“He welcomed me, and I felt like I was at home,” Lemba wrote in an email to The Journal.

Lemba also says that Wright has given him great advice on things he can do to lead himself to a good life in the future. This has made him feel like a true member of their family. 

“I love them like my own family,” Lemba wrote, “and they love me back like their own son.”

Even though Lemba and the Wrights have strengthened their relationship over the past year, Lemba says he is still in contact with his family from Congo. He calls them every week.

Due to Wright’s efforts in giving Lemba a new home in the U.S. and changing his legal status, Wright and head basketball coach Eric Brand both expect Lemba to be eligible for the upcoming high school basketball season. 
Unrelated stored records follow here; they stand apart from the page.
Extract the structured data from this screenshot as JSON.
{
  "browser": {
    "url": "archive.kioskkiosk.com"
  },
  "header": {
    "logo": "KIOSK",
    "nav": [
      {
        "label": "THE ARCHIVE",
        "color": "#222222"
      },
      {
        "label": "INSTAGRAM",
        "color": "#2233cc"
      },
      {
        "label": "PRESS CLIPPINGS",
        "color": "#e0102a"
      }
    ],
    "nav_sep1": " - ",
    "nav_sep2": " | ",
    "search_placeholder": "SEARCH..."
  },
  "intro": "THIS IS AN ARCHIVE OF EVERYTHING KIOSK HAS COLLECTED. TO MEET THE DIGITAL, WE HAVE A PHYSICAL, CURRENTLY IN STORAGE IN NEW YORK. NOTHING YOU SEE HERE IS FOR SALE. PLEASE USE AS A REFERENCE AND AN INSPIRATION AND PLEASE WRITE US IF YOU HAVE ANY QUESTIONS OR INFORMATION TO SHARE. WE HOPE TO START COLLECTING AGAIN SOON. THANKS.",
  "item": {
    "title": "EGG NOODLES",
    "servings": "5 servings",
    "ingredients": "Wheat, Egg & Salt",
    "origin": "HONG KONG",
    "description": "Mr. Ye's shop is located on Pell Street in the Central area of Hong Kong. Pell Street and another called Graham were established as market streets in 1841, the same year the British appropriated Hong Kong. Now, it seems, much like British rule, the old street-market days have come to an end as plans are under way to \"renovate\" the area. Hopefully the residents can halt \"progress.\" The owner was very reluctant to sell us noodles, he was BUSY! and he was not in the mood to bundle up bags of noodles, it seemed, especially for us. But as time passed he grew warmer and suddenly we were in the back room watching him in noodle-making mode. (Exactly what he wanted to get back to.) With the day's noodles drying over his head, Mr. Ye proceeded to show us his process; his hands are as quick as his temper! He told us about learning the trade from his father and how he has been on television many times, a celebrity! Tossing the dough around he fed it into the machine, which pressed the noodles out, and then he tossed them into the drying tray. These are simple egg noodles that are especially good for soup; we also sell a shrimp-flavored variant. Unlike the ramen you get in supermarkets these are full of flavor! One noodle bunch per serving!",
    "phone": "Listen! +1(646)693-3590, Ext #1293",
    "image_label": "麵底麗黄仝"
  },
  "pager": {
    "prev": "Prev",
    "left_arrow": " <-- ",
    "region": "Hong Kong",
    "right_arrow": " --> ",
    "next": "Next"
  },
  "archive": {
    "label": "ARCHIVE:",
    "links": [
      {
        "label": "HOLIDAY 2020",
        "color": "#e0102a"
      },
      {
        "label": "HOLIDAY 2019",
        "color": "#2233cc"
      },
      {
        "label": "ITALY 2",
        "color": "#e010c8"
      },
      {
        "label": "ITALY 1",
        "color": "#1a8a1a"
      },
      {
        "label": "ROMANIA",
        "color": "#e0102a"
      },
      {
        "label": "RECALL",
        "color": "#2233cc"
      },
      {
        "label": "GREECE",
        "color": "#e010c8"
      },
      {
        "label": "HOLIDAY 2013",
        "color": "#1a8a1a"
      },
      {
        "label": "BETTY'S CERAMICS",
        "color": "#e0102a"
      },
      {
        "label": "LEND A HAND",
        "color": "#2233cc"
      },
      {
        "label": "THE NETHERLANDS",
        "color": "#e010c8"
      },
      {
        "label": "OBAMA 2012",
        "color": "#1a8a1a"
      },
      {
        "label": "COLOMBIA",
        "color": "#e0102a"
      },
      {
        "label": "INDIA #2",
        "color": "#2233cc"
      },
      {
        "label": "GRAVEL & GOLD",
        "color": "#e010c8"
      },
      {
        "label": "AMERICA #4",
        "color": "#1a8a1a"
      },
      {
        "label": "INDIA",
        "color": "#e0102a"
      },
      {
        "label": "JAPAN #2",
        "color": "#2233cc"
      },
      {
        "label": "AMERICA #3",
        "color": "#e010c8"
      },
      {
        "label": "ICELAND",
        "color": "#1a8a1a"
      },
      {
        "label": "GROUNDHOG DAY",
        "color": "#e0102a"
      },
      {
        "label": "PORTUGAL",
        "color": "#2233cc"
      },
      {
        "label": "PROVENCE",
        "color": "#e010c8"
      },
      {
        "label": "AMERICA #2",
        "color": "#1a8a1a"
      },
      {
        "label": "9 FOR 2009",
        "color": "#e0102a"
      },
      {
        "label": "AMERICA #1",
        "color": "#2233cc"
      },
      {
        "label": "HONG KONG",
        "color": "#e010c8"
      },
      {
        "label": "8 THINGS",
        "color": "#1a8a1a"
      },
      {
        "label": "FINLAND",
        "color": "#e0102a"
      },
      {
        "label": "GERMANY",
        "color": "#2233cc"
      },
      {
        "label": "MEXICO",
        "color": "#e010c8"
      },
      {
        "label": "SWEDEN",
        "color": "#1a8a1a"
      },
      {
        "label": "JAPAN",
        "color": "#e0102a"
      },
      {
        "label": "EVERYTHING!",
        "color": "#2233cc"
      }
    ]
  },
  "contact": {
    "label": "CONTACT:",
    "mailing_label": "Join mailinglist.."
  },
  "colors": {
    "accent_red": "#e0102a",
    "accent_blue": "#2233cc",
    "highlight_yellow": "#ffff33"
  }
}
Last season, Lemba was unable to play after the IHSAA ruled his appearance at SHS as a recruiting violation. This ruling ended Lemba’s freshman season before it even started and also led to Brand being suspended for the second half of the year. But, even with Lemba’s eligibility changing this year, Brand still believes he has a long way to go. 

“It is a whole new situation for him,” Brand said.

For example, last year was the first time Lemba had played basketball on a wooden court, according to Brand.

But, a wooden court isn’t the only aspect of high school basketball in the U.S. that will be new to Lemba this year. Brand says that because of Lemba’s strength and size, other teams will play a more physical game with him than most of the other athletes on the court. 

Brand truly believes that as Lemba better understands the game of basketball in the U.S., such as running plays and dealing with the physical aspects of the sport, he could have a great future.

“It could take some time, but I think if he does these things the way I picture him doing them, the sky’s the limit,” Brand said.

Even though Lemba has the potential to become a very good basketball player, Brand and Wright both believe there are benefits to Lemba being in the U.S. outside of his athletic career.

“I hope he gets a better sense of the goodness of people,” Wright said. “It started out as a dream, going to America, but then turned into a nightmare.”

Many people were able to step in and help Lemba with his move to the U.S., and Wright wants one thing that he takes from this to be a willingness to help out others. 

As Wright tells stories of times they’ve spent together, it is clear that the Wright family has given Lemba a great sense of home. Lemba has begun to call him “Pops,” and they even found themselves watching the NBA Finals together.

Coming from two completely different worlds, they still found a way to connect with one another. Before the first game of the NBA Finals tipped off on Sept. 30, the National Anthem was played by the principal cellist of the Los Angeles Philharmonic orchestra, Ben Hong. 

“We were watching the NBA Finals… and Lemba goes, ‘Hey Pops, you can play like that,’” Wright said.

Two vastly different worlds collide, in a picture perfect moment. 

This story is a prime example of what family can truly mean to someone. The Wrights were able to step in when Lemba needed someone the most and provide him with the feeling of family everyone needs. 

“He’s got this wonderful, outgoing personality,” Wright said. “Now that he knows he’s in a family that cares about him, it gives him a sense of settledness.”

"Family" Photo shoot